£249 Is the new Polar multisport watch worth the wait?
Nearly five years after Polar’s last multisport watch, the V800, comes the Finnish company’s next-generation version: the Vantage M. Visually, it’s evolved from an antiquated square face to a slick round number, but what truly separates it in an ever-congested market?
The key sell is what Polar call ‘next-level wrist-based heart-rate monitoring’. We’ve long been disappointed with opticalsensor numbers before but this is good, partly because Polar’s loaded the optical sensor with nine LEDs, but there’s also a neat retrospective tool that recalculates inaccurate readings in 60sec blocks. So you might be sprinting along at 160bpm and then, for no reason, it’ll climb to 202bpm. The Vantage M recognises this and smooths out the data for accurate analysis later on. Arguably it’s a concession that optical sensors are flawed, but we were impressed. Apart from the swim that is, but that’s currently a leap too far.

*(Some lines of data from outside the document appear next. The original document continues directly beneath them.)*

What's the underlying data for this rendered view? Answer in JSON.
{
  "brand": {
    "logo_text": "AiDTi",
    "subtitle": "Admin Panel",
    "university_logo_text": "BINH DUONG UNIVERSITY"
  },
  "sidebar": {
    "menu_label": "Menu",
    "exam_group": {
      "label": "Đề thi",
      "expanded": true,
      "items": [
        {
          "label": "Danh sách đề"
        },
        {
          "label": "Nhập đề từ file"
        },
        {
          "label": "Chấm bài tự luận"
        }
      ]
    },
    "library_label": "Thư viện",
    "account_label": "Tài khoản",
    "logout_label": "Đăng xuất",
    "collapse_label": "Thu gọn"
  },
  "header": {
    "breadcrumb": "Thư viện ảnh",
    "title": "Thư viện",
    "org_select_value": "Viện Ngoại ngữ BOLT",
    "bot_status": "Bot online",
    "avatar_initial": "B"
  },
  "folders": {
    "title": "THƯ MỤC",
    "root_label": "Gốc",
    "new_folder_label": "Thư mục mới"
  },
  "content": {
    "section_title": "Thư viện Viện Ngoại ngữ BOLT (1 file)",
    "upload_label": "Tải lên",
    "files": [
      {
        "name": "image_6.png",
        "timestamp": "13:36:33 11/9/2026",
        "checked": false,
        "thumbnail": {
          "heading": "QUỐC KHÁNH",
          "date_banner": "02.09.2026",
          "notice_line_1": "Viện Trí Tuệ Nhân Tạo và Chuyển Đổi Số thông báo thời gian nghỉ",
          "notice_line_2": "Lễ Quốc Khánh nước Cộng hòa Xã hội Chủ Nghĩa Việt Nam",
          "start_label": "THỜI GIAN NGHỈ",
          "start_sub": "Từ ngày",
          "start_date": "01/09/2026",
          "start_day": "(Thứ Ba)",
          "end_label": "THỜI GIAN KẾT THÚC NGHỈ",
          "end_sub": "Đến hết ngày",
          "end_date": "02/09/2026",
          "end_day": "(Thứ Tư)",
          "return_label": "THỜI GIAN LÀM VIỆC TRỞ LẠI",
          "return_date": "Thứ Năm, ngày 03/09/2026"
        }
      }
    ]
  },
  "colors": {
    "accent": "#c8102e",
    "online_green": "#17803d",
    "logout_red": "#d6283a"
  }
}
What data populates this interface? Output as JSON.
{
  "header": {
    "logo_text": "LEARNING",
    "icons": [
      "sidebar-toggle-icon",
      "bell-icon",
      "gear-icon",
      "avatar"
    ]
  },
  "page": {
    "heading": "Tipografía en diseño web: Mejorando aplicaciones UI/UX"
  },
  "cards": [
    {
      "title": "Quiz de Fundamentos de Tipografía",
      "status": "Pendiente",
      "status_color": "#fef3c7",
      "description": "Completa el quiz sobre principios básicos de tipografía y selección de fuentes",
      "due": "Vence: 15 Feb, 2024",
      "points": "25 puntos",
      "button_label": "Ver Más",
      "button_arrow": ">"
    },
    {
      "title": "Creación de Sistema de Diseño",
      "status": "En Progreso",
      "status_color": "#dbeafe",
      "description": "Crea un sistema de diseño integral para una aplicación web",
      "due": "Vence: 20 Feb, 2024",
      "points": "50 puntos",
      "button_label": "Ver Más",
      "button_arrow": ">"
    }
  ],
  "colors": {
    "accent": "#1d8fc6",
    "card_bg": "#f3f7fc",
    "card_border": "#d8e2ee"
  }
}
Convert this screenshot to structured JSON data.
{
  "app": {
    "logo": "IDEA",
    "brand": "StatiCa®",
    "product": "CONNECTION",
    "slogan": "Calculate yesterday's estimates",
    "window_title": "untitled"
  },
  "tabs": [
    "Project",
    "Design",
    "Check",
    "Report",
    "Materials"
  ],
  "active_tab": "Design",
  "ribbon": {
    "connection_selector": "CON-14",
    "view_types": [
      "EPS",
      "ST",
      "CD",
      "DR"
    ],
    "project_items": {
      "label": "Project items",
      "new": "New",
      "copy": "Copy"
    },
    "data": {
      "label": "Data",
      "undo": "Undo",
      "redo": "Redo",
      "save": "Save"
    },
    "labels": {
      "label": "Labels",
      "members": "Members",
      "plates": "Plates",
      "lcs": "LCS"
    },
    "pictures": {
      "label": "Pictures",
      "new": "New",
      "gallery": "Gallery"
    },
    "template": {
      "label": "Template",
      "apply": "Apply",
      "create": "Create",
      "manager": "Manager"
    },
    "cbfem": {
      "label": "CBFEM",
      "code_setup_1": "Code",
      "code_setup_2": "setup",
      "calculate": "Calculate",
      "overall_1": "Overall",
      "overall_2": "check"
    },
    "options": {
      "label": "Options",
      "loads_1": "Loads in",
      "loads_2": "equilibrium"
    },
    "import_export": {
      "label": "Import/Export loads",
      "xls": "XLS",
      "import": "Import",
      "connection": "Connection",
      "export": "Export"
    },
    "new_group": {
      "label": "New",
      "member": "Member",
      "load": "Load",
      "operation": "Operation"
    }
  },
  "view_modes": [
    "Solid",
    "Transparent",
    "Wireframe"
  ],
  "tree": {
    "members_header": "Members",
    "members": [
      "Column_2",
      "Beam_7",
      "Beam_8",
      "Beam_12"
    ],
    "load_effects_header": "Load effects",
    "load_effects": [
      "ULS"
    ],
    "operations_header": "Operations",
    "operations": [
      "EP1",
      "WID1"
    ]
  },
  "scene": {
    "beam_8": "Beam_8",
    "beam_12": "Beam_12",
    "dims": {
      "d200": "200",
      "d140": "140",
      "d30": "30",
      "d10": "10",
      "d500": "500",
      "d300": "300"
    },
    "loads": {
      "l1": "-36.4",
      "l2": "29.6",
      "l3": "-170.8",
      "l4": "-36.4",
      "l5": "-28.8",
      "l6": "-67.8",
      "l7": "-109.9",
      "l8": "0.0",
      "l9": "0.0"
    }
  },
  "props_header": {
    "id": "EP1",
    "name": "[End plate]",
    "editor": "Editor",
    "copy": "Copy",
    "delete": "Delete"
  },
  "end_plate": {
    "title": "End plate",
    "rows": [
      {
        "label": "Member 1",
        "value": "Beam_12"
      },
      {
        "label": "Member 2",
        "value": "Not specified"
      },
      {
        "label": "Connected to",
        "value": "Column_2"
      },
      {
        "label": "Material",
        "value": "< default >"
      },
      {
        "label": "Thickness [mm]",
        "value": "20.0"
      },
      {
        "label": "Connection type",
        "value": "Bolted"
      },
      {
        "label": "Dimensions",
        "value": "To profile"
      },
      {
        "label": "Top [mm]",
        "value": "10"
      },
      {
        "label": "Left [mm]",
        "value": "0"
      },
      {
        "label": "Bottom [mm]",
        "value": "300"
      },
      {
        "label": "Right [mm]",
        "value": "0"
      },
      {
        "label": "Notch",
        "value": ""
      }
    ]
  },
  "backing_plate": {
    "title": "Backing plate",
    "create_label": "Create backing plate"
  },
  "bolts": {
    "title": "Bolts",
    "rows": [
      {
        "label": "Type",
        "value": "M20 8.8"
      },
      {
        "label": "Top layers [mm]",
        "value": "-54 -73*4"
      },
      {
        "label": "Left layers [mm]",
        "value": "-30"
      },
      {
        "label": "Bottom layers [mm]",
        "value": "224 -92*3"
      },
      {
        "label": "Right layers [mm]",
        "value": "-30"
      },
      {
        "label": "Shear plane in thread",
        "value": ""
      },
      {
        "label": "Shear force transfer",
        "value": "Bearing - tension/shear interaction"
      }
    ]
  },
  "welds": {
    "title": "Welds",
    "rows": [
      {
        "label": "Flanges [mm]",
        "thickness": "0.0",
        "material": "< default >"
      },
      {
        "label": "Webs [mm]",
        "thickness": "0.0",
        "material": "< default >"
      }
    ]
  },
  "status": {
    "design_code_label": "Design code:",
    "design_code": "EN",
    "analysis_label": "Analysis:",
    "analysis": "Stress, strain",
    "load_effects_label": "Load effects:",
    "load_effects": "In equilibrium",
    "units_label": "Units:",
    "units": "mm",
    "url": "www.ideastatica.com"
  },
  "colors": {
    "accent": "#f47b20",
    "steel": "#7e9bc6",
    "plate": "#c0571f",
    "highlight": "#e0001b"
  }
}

With that more accurate data, the Vantage M assesses several metrics that monitor progress over time. These include Cardio Load, which is calculated as training impulse (TRIMP), a commonly accepted method to quantify training load. You’re also given a load based on the rate of perceived exertion (effort from one to 10). It’s an appreciated addition as it recognises the psychological, emotional aspect of working out and not just the physical. There’s also Muscle Load, but you’ll need a power meter for that. If you’re really interested in delving deep into your physiology, it could be useful as you’ll be able to measure the strain on your muscles during high-intensity sessions like intervals or hill sets. Yet that’s presuming both the power meter and Polar’s algorithms are accurate, which we can’t vouch for without hitting the labs. GPS covered 130 sports including swim, bike and run, though proved erratic during our test period. Polar, like Suunto, have switched to a Sony chipset, and it didn’t hold up too well in built-up areas. Hopefully, these erratic issues will be ironed out come the next upgrade. Talking upgrades, our Beta version didn’t include usuals like smartphone notifications, fitness-test functionality and backto-start navigation. Polar has pencilled these to appear during 2019 but, in our experience, you can live without them. All the info syncs to Polar Flow, which is essential to tap into the Cardio Load Report. You can also wirelessly send info to Strava.
Finally, the multiple features are navigated via five buttons and, like all these tools, accuracy improves over time as data’s gathered. You can tap into power metrics with the topend Vantage V (£439). polar.com